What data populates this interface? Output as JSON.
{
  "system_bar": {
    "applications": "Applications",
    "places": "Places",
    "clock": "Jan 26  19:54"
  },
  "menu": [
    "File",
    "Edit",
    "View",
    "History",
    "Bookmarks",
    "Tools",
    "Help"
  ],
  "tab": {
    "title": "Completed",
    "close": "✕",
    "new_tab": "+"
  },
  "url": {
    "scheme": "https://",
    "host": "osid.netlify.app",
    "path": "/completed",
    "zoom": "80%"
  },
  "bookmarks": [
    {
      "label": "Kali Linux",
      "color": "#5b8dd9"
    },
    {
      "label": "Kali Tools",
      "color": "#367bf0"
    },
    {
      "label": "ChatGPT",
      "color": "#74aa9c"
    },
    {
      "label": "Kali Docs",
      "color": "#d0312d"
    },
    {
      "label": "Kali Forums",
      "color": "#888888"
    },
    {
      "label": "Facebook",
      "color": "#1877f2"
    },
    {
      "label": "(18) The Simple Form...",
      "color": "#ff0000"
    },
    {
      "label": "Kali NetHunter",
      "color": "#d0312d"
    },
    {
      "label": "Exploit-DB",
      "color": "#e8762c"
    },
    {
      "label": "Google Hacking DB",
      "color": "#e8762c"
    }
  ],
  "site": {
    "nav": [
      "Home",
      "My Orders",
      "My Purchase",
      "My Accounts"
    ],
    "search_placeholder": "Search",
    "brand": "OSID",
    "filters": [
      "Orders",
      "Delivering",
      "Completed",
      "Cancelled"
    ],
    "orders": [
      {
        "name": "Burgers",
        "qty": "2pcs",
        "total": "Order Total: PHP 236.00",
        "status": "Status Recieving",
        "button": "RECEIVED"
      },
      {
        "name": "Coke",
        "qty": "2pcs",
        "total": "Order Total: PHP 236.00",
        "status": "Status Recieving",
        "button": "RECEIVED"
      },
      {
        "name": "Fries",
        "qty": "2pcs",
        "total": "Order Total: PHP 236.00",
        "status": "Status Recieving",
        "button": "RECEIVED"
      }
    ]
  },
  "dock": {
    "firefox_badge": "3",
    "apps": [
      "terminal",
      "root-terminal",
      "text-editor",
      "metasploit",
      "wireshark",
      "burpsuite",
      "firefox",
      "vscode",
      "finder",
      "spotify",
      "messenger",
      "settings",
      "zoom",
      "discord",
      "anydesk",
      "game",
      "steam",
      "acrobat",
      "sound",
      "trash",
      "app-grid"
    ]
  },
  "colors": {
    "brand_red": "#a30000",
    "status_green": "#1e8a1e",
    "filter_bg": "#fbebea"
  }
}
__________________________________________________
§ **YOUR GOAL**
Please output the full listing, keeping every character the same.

§ **EXERCISE ANSWER**
What data populates this interface? Output as JSON.
{
  "system_bar": {
    "applications": "Applications",
    "places": "Places",
    "clock": "Jan 26  19:54"
  },
  "menu": [
    "File",
    "Edit",
    "View",
    "History",
    "Bookmarks",
    "Tools",
    "Help"
  ],
  "tab": {
    "title": "Completed",
    "close": "✕",
    "new_tab": "+"
  },
  "url": {
    "scheme": "https://",
    "host": "osid.netlify.app",
    "path": "/completed",
    "zoom": "80%"
  },
  "bookmarks": [
    {
      "label": "Kali Linux",
      "color": "#5b8dd9"
    },
    {
      "label": "Kali Tools",
      "color": "#367bf0"
    },
    {
      "label": "ChatGPT",
      "color": "#74aa9c"
    },
    {
      "label": "Kali Docs",
      "color": "#d0312d"
    },
    {
      "label": "Kali Forums",
      "color": "#888888"
    },
    {
      "label": "Facebook",
      "color": "#1877f2"
    },
    {
      "label": "(18) The Simple Form...",
      "color": "#ff0000"
    },
    {
      "label": "Kali NetHunter",
      "color": "#d0312d"
    },
    {
      "label": "Exploit-DB",
      "color": "#e8762c"
    },
    {
      "label": "Google Hacking DB",
      "color": "#e8762c"
    }
  ],
  "site": {
    "nav": [
      "Home",
      "My Orders",
      "My Purchase",
      "My Accounts"
    ],
    "search_placeholder": "Search",
    "brand": "OSID",
    "filters": [
      "Orders",
      "Delivering",
      "Completed",
      "Cancelled"
    ],
    "orders": [
      {
        "name": "Burgers",
        "qty": "2pcs",
        "total": "Order Total: PHP 236.00",
        "status": "Status Recieving",
        "button": "RECEIVED"
      },
      {
        "name": "Coke",
        "qty": "2pcs",
        "total": "Order Total: PHP 236.00",
        "status": "Status Recieving",
        "button": "RECEIVED"
      },
      {
        "name": "Fries",
        "qty": "2pcs",
        "total": "Order Total: PHP 236.00",
        "status": "Status Recieving",
        "button": "RECEIVED"
      }
    ]
  },
  "dock": {
    "firefox_badge": "3",
    "apps": [
      "terminal",
      "root-terminal",
      "text-editor",
      "metasploit",
      "wireshark",
      "burpsuite",
      "firefox",
      "vscode",
      "finder",
      "spotify",
      "messenger",
      "settings",
      "zoom",
      "discord",
      "anydesk",
      "game",
      "steam",
      "acrobat",
      "sound",
      "trash",
      "app-grid"
    ]
  },
  "colors": {
    "brand_red": "#a30000",
    "status_green": "#1e8a1e",
    "filter_bg": "#fbebea"
  }
}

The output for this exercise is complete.